The lottery is a game of chance in which numbers are drawn at random and winners receive a prize. It is a popular way to raise money for public projects such as roads and schools, but it also serves other purposes. For example, the NBA holds a lottery to determine which 14 teams will draft the top players from college. The winner of the lottery gets first pick of a player, which can be very beneficial for the team and its fans.
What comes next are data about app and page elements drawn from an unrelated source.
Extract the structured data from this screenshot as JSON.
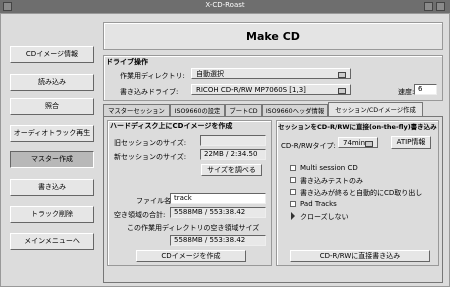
{
  "window": {
    "title": "X-CD-Roast"
  },
  "sidebar": {
    "items": [
      {
        "label": "CDイメージ情報"
      },
      {
        "label": "読み込み"
      },
      {
        "label": "照合"
      },
      {
        "label": "オーディオトラック再生"
      },
      {
        "label": "マスター作成"
      },
      {
        "label": "書き込み"
      },
      {
        "label": "トラック削除"
      },
      {
        "label": "メインメニューへ"
      }
    ]
  },
  "header": {
    "title": "Make CD"
  },
  "drive": {
    "group_label": "ドライブ操作",
    "workdir_label": "作業用ディレクトリ:",
    "workdir_value": "自動選択",
    "writer_label": "書き込みドライブ:",
    "writer_value": "RICOH   CD-R/RW MP7060S  [1,3]",
    "speed_label": "速度:",
    "speed_value": "6"
  },
  "tabs": [
    {
      "label": "マスターセッション"
    },
    {
      "label": "ISO9660の設定"
    },
    {
      "label": "ブートCD"
    },
    {
      "label": "ISO9660ヘッダ情報"
    },
    {
      "label": "セッション/CDイメージ作成"
    }
  ],
  "left_panel": {
    "title": "ハードディスク上にCDイメージを作成",
    "old_session_label": "旧セッションのサイズ:",
    "old_session_value": "",
    "new_session_label": "新セッションのサイズ:",
    "new_session_value": "22MB / 2:34.50",
    "calc_button": "サイズを調べる",
    "filename_label": "ファイル名",
    "filename_value": "track",
    "free_total_label": "空き領域の合計:",
    "free_total_value": "5588MB / 553:38.42",
    "free_dir_label": "この作業用ディレクトリの空き領域サイズ",
    "free_dir_value": "5588MB / 553:38.42",
    "create_button": "CDイメージを作成"
  },
  "right_panel": {
    "title": "セッションをCD-R/RWに直接(on-the-fly)書き込み",
    "type_label": "CD-R/RWタイプ:",
    "type_value": "74min",
    "atip_button": "ATIP情報",
    "options": [
      {
        "label": "Multi session CD",
        "checked": false
      },
      {
        "label": "書き込みテストのみ",
        "checked": false
      },
      {
        "label": "書き込みが終ると自動的にCD取り出し",
        "checked": false
      },
      {
        "label": "Pad Tracks",
        "checked": false
      },
      {
        "label": "クローズしない",
        "checked": false
      }
    ],
    "write_button": "CD-R/RWに直接書き込み"
  }
}
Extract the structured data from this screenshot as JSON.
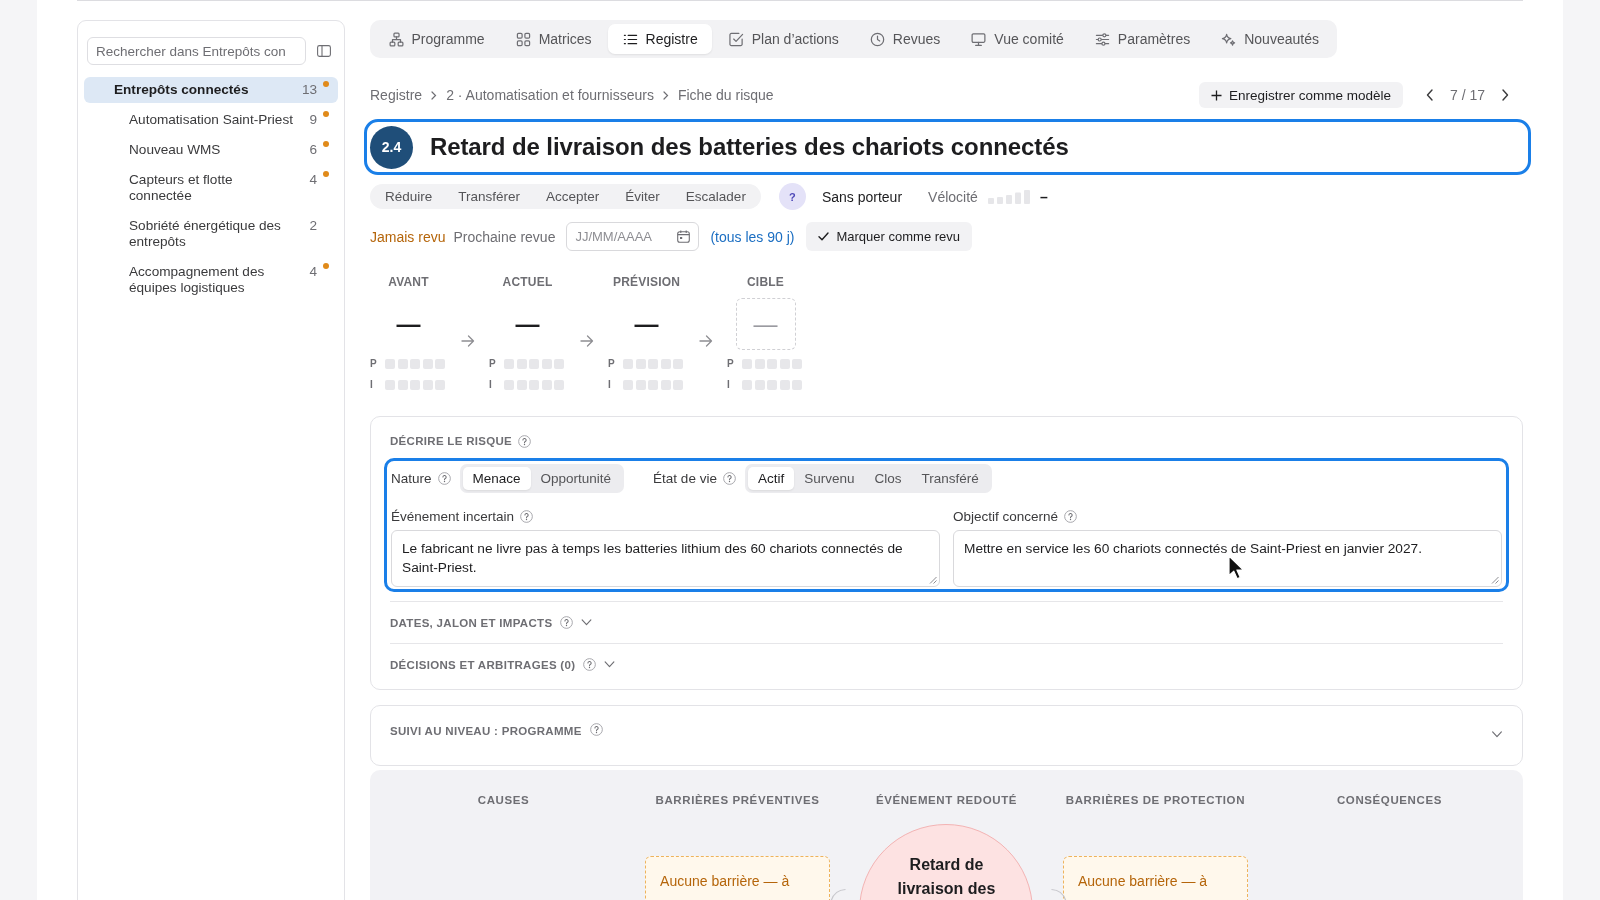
{
  "sidebar": {
    "search": {
      "placeholder": "Rechercher dans Entrepôts con"
    },
    "items": [
      {
        "label": "Entrepôts connectés",
        "count": "13",
        "flagged": true,
        "selected": true,
        "children": [
          {
            "label": "Automatisation Saint-Priest",
            "count": "9",
            "flagged": true,
            "selected": false
          },
          {
            "label": "Nouveau WMS",
            "count": "6",
            "flagged": true,
            "selected": false
          },
          {
            "label": "Capteurs et flotte connectée",
            "count": "4",
            "flagged": true,
            "selected": false
          },
          {
            "label": "Sobriété énergétique des entrepôts",
            "count": "2",
            "flagged": false,
            "selected": false
          },
          {
            "label": "Accompagnement des équipes logistiques",
            "count": "4",
            "flagged": true,
            "selected": false
          }
        ]
      }
    ]
  },
  "tabs": [
    {
      "label": "Programme",
      "selected": false
    },
    {
      "label": "Matrices",
      "selected": false
    },
    {
      "label": "Registre",
      "selected": true
    },
    {
      "label": "Plan d’actions",
      "selected": false
    },
    {
      "label": "Revues",
      "selected": false
    },
    {
      "label": "Vue comité",
      "selected": false
    },
    {
      "label": "Paramètres",
      "selected": false
    },
    {
      "label": "Nouveautés",
      "selected": false
    }
  ],
  "breadcrumb": [
    "Registre",
    "2 · Automatisation et fournisseurs",
    "Fiche du risque"
  ],
  "save_template_button": "Enregistrer comme modèle",
  "pager": "7 / 17",
  "risk": {
    "number": "2.4",
    "title": "Retard de livraison des batteries des chariots connectés",
    "focused": true
  },
  "responses": [
    {
      "label": "Réduire",
      "selected": false
    },
    {
      "label": "Transférer",
      "selected": false
    },
    {
      "label": "Accepter",
      "selected": false
    },
    {
      "label": "Éviter",
      "selected": false
    },
    {
      "label": "Escalader",
      "selected": false
    }
  ],
  "owner": {
    "avatar": "?",
    "name": "Sans porteur"
  },
  "velocity": {
    "label": "Vélocité",
    "value": "–"
  },
  "review": {
    "status": "Jamais revu",
    "next_label": "Prochaine revue",
    "date": {
      "placeholder": "JJ/MM/AAAA"
    },
    "frequency": "(tous les 90 j)",
    "mark_button": "Marquer comme revu"
  },
  "levels": [
    {
      "label": "AVANT",
      "kind": "score",
      "value": "—",
      "scales": [
        {
          "label": "P",
          "stars": 0
        },
        {
          "label": "I",
          "stars": 0
        }
      ]
    },
    {
      "label": "ACTUEL",
      "kind": "score",
      "value": "—",
      "scales": [
        {
          "label": "P",
          "stars": 0
        },
        {
          "label": "I",
          "stars": 0
        }
      ]
    },
    {
      "label": "PRÉVISION",
      "kind": "score",
      "value": "—",
      "scales": [
        {
          "label": "P",
          "stars": 0
        },
        {
          "label": "I",
          "stars": 0
        }
      ]
    },
    {
      "label": "CIBLE",
      "kind": "target",
      "value": "—",
      "scales": [
        {
          "label": "P",
          "stars": 0
        },
        {
          "label": "I",
          "stars": 0
        }
      ]
    }
  ],
  "describe": {
    "title": "DÉCRIRE LE RISQUE",
    "focused": true,
    "nature": {
      "label": "Nature",
      "options": [
        {
          "label": "Menace",
          "selected": true
        },
        {
          "label": "Opportunité",
          "selected": false
        }
      ]
    },
    "lifecycle": {
      "label": "État de vie",
      "options": [
        {
          "label": "Actif",
          "selected": true
        },
        {
          "label": "Survenu",
          "selected": false
        },
        {
          "label": "Clos",
          "selected": false
        },
        {
          "label": "Transféré",
          "selected": false
        }
      ]
    },
    "fields": [
      {
        "label": "Événement incertain",
        "value": "Le fabricant ne livre pas à temps les batteries lithium des 60 chariots connectés de Saint-Priest."
      },
      {
        "label": "Objectif concerné",
        "value": "Mettre en service les 60 chariots connectés de Saint-Priest en janvier 2027."
      }
    ],
    "sections": [
      {
        "title": "DATES, JALON ET IMPACTS",
        "expanded": false
      },
      {
        "title": "DÉCISIONS ET ARBITRAGES (0)",
        "expanded": false
      }
    ]
  },
  "tracking": {
    "title": "SUIVI AU NIVEAU : PROGRAMME",
    "expanded": false
  },
  "bowtie": {
    "columns": [
      {
        "title": "CAUSES"
      },
      {
        "title": "BARRIÈRES PRÉVENTIVES",
        "barrier": "Aucune barrière — à"
      },
      {
        "title": "ÉVÉNEMENT REDOUTÉ",
        "event": "Retard de livraison des"
      },
      {
        "title": "BARRIÈRES DE PROTECTION",
        "barrier": "Aucune barrière — à"
      },
      {
        "title": "CONSÉQUENCES"
      }
    ]
  }
}
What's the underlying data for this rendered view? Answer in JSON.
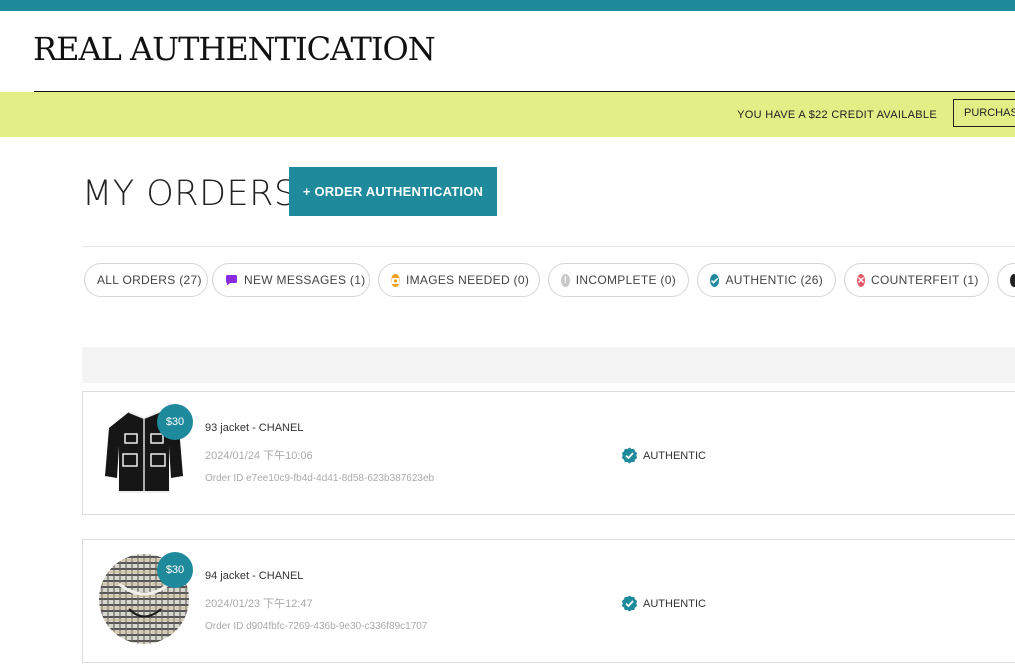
{
  "header": {
    "brand": "REAL AUTHENTICATION"
  },
  "credit": {
    "text": "YOU HAVE A $22 CREDIT AVAILABLE",
    "button_label": "PURCHASE"
  },
  "page": {
    "title": "MY ORDERS",
    "order_button_label": "+ ORDER AUTHENTICATION"
  },
  "filters": [
    {
      "label": "ALL ORDERS (27)",
      "icon": "none"
    },
    {
      "label": "NEW MESSAGES (1)",
      "icon": "chat-bubble-icon",
      "color": "#8a2be2"
    },
    {
      "label": "IMAGES NEEDED (0)",
      "icon": "camera-icon",
      "color": "#f0a020"
    },
    {
      "label": "INCOMPLETE (0)",
      "icon": "exclamation-icon",
      "color": "#c8c8c8"
    },
    {
      "label": "AUTHENTIC (26)",
      "icon": "verified-check-icon",
      "color": "#1f8a9c"
    },
    {
      "label": "COUNTERFEIT (1)",
      "icon": "x-circle-icon",
      "color": "#e05a6a"
    }
  ],
  "orders": [
    {
      "price": "$30",
      "name": "93 jacket - CHANEL",
      "date": "2024/01/24 下午10:06",
      "order_id": "Order ID e7ee10c9-fb4d-4d41-8d58-623b387623eb",
      "status": "AUTHENTIC"
    },
    {
      "price": "$30",
      "name": "94 jacket - CHANEL",
      "date": "2024/01/23 下午12:47",
      "order_id": "Order ID d904fbfc-7269-436b-9e30-c336f89c1707",
      "status": "AUTHENTIC"
    }
  ],
  "colors": {
    "accent": "#1f8a9c",
    "credit_bar": "#e3ee86"
  }
}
The history of lotteries stretches back to ancient times. The earliest known records of the practice are keno slips from the Chinese Han dynasty between 205 and 187 BC. Various cultures have used lotteries to distribute property, slaves, and other goods. The Romans held a lottery called apophoreta as a dinner entertainment, and the king of England established a private lottery in 1612. Public lotteries became widespread in the colonial era, raising funds for paving streets, building wharves, and even founding Harvard and Yale. George Washington sponsored a lottery in 1768 to fund his proposed road across the Blue Ridge Mountains.
Despite their controversial history, state-sponsored lotteries continue to attract large numbers of participants. They often generate considerable income for their sponsors and provide many state-level benefits. These benefits include education, construction projects, and support for senior citizens. However, some critics argue that the use of lotteries exacerbates inequality in society. They point to the fact that lottery revenues tend to go disproportionately to men, Blacks and Native Americans, and those who live in poor neighborhoods.
In the United States, state-sponsored lotteries raise an average of $4 billion per year for a variety of uses. A significant portion of this money goes to prizes, while some is devoted to operating costs. The rest is allocated by each state for specific spending projects. Most state lotteries offer a mixture of educational, infrastructure, and social services funding.
People buy tickets because they have a desire to dream big, and the idea of winning millions of dollars makes them feel good about themselves. They also like the idea that their purchase of a ticket helps others in need. This message is important, because it makes the lottery more appealing to the general population. It also makes it easier for state officials to justify the lottery’s existence.
But a lottery is still a form of gambling, and most people will lose their money. In addition, people who play the lottery can have a negative impact on their health and family finances. In addition, lottery playing can be addictive. Therefore, it is important to understand the risks and rewards of lottery before participating in this game. Moreover, it is necessary to know the benefits of lottery to the country and society.